A recent study has confirmed for the first time that small/ medium size breeds of dog that have problems with their mitral heart valve, causing leakage of blood back past the valve and reducing the pumping effect of the heart, can be helped by a drug which has been used in other heart diseases.
This has been shown to delay the onset of congestive heart failure for up to 15 months.
The mitral valve is the valve that allows oxygenated blood returning from the lungs to flow from the left atrium where it collects before being pushed into the main pumping chamber the left ventricle.
The drug Pimobendan has previously been mainly used in Large and Giant breeds that are affected by a heart muscle problem called Dilated Cardiomyopathy.
The new research which studied 360 dogs at multiple centres including the Royal Vet college is the EPIC study (details can be found here).
This showed that once a heart murmur which has been detected by your vet reaches a certain grade (loudness score) then screening should be carried out to show if the heart chambers are becoming enlarged by ultrasound examination (An Echocardiogram).
This is because as dogs move towards heart failure their heart enlarges first and it is at this point that adding in the new drug is helpful in delaying the stage at which you dog starts to show signs of heart failure i.e. inability to exercise properly, coughing, increased breathing rate which all relate to lack of ability to pump and accumulation of fluid in the lungs.
We routinely check your dog’s heart when we examine them in the surgery for appointments such as vaccination as well as when they are present as ill and using a stethoscope we can determine if they actually have a murmur and if it is sufficiently advanced to need screening.
Mitral valve disease primarily affects dogs under 25 kg over 5-6 years old and this was the target groups in the research mitral valve problems are especially prevalent in breeds like the cavalier king Charles spaniel.
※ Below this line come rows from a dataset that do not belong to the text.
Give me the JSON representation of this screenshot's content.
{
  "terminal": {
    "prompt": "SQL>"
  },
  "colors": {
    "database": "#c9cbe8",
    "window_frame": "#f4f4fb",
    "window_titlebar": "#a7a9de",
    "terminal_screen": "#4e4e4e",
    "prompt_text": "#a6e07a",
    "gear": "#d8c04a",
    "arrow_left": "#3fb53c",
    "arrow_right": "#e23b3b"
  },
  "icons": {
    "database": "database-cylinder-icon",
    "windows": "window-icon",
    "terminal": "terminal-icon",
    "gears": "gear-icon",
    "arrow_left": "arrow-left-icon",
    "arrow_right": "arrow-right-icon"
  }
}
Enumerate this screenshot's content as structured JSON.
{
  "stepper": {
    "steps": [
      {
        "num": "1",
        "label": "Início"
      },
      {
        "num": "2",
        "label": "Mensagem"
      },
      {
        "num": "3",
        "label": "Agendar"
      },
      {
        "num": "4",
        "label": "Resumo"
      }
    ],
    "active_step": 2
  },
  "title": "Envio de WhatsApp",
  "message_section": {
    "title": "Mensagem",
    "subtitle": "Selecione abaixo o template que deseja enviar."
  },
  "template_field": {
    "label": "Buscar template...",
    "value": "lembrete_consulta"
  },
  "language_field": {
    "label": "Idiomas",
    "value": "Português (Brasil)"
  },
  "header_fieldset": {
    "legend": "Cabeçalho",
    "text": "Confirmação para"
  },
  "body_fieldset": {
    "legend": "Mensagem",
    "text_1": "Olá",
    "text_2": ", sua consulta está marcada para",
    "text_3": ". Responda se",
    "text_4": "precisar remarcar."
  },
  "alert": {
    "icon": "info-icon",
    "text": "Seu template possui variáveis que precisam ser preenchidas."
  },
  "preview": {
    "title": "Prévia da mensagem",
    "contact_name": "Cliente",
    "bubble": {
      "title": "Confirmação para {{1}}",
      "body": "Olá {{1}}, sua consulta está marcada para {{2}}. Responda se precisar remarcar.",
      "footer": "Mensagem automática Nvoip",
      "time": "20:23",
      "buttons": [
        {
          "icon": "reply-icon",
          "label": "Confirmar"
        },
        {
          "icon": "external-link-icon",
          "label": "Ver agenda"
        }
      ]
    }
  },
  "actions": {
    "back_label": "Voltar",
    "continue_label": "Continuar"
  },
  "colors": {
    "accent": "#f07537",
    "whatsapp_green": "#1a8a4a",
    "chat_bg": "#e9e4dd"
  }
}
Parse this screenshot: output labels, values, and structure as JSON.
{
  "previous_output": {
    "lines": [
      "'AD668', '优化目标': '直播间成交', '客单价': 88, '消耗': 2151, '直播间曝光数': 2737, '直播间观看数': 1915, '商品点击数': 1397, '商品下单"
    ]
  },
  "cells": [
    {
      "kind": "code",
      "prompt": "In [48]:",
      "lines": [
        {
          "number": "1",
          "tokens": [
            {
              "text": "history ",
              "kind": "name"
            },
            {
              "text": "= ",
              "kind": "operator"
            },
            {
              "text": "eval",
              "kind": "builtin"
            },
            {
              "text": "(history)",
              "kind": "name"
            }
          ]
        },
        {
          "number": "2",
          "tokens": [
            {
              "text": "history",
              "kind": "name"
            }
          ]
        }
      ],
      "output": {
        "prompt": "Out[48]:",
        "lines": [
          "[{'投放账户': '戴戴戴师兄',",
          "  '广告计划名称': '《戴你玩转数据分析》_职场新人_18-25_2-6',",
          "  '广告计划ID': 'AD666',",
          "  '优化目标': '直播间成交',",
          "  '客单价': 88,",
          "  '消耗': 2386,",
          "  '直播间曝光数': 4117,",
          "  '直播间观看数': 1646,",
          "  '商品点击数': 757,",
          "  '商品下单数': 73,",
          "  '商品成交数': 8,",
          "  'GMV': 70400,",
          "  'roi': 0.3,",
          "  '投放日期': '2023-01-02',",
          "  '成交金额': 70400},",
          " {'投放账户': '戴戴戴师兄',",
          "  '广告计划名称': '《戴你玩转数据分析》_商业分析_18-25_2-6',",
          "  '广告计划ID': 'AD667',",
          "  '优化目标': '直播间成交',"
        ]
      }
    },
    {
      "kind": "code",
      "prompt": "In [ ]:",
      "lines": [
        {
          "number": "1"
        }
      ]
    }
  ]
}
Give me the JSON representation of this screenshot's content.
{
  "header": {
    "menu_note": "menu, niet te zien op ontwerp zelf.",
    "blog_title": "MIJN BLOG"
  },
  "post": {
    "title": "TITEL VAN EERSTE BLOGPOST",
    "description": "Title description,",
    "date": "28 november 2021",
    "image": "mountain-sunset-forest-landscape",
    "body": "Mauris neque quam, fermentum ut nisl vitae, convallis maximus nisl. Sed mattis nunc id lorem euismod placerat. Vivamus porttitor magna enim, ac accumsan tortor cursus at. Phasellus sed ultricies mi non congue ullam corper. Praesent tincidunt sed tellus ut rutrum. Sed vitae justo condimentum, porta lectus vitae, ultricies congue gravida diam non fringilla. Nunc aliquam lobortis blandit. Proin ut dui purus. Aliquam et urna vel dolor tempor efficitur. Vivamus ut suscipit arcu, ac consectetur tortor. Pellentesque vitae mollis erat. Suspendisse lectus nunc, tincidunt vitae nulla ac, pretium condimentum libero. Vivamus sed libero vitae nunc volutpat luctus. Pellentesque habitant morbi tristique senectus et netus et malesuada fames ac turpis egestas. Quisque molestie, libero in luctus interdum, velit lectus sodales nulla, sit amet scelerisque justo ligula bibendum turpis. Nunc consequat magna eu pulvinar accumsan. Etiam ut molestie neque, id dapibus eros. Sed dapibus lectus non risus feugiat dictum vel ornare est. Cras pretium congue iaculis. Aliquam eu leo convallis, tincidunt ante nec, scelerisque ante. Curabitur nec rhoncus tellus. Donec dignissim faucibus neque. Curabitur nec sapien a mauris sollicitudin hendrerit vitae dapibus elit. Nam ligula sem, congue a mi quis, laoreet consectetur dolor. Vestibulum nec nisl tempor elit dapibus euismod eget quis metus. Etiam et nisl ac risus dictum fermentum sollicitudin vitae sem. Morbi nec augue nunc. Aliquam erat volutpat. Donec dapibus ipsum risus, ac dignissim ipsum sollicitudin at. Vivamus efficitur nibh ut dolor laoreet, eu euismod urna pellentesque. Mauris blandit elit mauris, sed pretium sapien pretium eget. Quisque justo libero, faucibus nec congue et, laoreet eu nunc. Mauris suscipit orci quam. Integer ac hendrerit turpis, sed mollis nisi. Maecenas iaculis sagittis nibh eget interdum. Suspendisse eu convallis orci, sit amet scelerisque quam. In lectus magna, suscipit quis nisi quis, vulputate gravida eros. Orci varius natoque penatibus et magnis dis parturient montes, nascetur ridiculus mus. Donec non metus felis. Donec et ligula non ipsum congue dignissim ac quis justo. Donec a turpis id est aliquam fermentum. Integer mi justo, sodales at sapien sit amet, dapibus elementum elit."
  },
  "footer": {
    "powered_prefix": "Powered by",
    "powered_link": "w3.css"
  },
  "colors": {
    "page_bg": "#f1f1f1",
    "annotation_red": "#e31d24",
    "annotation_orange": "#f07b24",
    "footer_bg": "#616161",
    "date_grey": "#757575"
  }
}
If necessary Ian or Catherine can perform an ultrasound examination in the practice to see if your pet would benefit from the new advice.